3D Environment for Bachelors' thesis

The UX of UIs in VR

XR is coming and it's coming fast. There is no doubt that in a few years time people will use AR-glasses alongside, or even instead of their smartphones. As my bachelor's thesis I took a look at this future and built a working 3D-environment in Unity to be used with the Oculus Quest.

In several experiments various forms of interaction with handtracking were put into practice and findings documented. In the final product you are able to start, land and in other ways control a hot-air balloon solely with hand tracking and without controllers.

Hand tracking with Oculus Quest is possible since the beginning of 2020 and brings countless possibilities but also various problems with it. This thesis came into being in order to analyze these possibilities and problems and find out how interfaces in VR can work and which things there are to be considered.

Photo of the app

Difference to 2D-Design

Interface-design in 2D has been explored for so many years now that countless guidelines, best practices and use cases exist out there. But in the world of mixed reality (XR) is still a lot unexplored and untestet. There are different things to be considered here. For example if you build an interface in VR, you don't just think about what is on that interface but also where, how big and how far away it is. You have to make sure it doesn't block things behind it and decide how you make the user look where he's supposed to look since things can always happen outside of his view.

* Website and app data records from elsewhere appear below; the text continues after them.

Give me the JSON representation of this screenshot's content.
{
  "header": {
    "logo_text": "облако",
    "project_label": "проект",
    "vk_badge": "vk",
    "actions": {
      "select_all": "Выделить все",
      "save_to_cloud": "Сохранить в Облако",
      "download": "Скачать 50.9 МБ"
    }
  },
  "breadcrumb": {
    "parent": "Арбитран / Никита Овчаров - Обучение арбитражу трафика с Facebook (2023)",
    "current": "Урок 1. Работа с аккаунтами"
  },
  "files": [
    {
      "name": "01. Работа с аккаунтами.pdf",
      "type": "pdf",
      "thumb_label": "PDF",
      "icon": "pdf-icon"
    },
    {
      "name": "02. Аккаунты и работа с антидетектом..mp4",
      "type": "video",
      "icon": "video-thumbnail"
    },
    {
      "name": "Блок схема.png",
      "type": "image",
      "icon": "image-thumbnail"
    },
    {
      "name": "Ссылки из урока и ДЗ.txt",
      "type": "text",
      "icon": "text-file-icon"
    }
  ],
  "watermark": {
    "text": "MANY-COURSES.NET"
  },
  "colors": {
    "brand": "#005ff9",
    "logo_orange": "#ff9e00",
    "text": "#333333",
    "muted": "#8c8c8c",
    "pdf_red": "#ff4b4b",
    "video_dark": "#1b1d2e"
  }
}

Photo of the app

Some of the things I've learned:

  1. When building an Interface in VR you have to decide how you want the user to interact with the environment. Raycasting let's him interact with things far away but has to be explained. By using direct interaction the elements have to be in arms reach. The so called "Pinch" brings back haptic feedback but is not a natural way of pushing buttons for example.

  2. Non-interactable elements should be placed 3-5 metres away from the user in order not to strain the eyes. Interactable elements can be placed within arm's reach.

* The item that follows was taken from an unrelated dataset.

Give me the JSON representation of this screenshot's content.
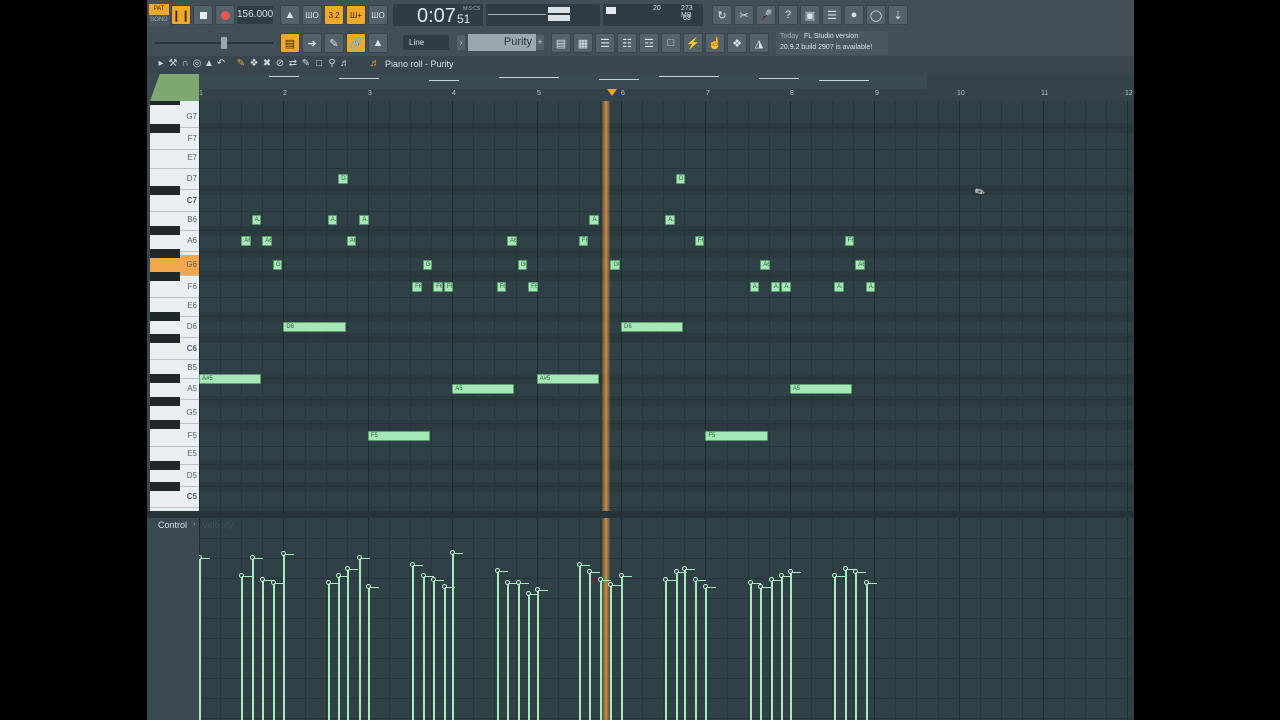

  3. Don't place elements in too many depths because switching between them is tiring for the eyes.

  4. Interfaces can follow the user or even be linked to the movement and position of the hand so you always have them at the ready.

  5. Haptic feedback is missing with hand tracking and must be compensated in other ways. Auditory and visual feedback can be used stronger than usual to solve this problem.

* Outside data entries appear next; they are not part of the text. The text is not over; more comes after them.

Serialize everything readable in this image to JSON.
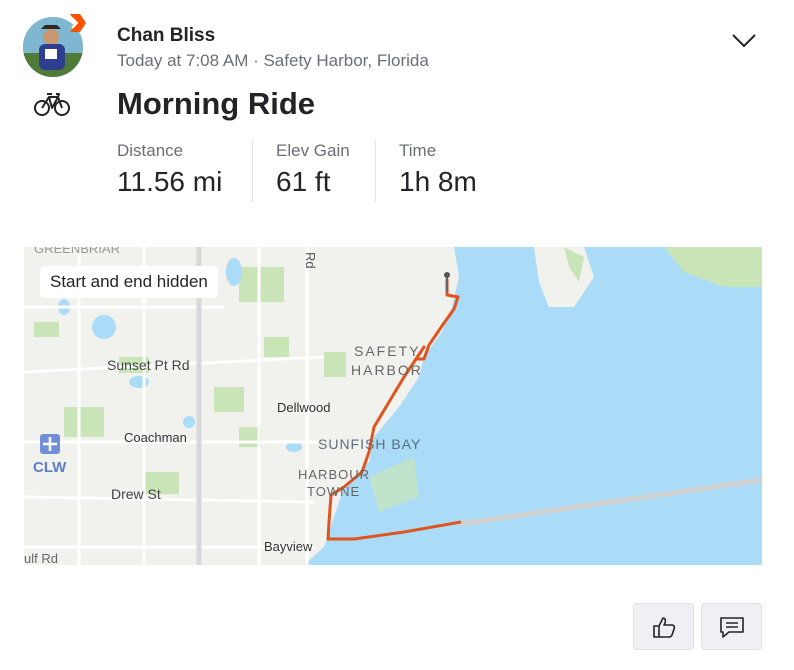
{
  "athlete": {
    "name": "Chan Bliss",
    "meta": "Today at 7:08 AM · Safety Harbor, Florida"
  },
  "activity": {
    "title": "Morning Ride",
    "icon": "bike-icon",
    "stats": [
      {
        "label": "Distance",
        "value": "11.56 mi"
      },
      {
        "label": "Elev Gain",
        "value": "61 ft"
      },
      {
        "label": "Time",
        "value": "1h 8m"
      }
    ]
  },
  "map": {
    "privacy_chip": "Start and end hidden",
    "labels": {
      "safety": "SAFETY",
      "harbor": "HARBOR",
      "sunset": "Sunset Pt Rd",
      "dellwood": "Dellwood",
      "coachman": "Coachman",
      "clw": "CLW",
      "drew": "Drew St",
      "sunfish": "SUNFISH BAY",
      "harbour_towne_1": "HARBOUR",
      "harbour_towne_2": "TOWNE",
      "bayview": "Bayview",
      "rd_vertical": "Rd",
      "gulf_rd": "ulf Rd",
      "greenbriar": "GREENBRIAR"
    },
    "colors": {
      "water": "#aadcf8",
      "land": "#f1f1ee",
      "park": "#c9e5b8",
      "route": "#e0541f"
    }
  },
  "actions": {
    "kudos_icon": "thumbs-up-icon",
    "comment_icon": "comment-icon"
  }
}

  6. Tell the user where to look and where the effect of a certain button lies if it's outside of his view.

Close up of the app